▸ **Problem to solve**:
Using the entries below, show all lines with the string "Reach".

Stored items:
"""

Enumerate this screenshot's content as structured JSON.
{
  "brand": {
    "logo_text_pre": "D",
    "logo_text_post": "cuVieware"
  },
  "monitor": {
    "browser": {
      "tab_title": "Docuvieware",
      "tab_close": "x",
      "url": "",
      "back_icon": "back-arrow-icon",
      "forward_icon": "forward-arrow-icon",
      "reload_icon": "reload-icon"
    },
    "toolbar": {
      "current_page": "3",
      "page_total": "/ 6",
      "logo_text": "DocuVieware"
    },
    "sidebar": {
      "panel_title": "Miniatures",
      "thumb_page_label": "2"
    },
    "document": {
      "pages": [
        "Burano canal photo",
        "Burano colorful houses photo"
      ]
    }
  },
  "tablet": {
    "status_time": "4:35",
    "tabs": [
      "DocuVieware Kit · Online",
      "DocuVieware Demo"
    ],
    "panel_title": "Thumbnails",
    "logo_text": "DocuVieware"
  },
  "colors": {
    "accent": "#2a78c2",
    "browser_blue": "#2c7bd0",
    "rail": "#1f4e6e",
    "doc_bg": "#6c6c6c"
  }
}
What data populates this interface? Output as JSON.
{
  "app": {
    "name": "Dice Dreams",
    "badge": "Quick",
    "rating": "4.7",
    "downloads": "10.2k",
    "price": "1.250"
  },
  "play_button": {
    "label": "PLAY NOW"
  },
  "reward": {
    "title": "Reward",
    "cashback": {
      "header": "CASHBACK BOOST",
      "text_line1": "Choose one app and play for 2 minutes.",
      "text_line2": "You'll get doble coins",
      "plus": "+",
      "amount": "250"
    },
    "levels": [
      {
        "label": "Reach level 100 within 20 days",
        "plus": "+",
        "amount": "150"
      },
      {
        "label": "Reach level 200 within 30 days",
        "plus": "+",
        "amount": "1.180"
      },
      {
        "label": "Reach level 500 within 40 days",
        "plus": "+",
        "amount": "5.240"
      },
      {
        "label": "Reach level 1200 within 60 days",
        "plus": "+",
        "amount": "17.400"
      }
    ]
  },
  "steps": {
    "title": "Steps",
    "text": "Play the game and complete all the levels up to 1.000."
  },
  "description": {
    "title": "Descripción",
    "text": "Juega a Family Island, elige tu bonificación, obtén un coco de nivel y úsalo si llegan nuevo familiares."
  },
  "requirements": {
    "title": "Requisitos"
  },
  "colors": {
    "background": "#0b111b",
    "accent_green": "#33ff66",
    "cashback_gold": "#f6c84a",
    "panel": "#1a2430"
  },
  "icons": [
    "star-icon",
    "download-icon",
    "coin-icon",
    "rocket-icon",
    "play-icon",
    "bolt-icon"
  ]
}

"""

▸ **Exercise solution**:
        "label": "Reach level 100 within 20 days",
        "label": "Reach level 200 within 30 days",
        "label": "Reach level 500 within 40 days",
        "label": "Reach level 1200 within 60 days",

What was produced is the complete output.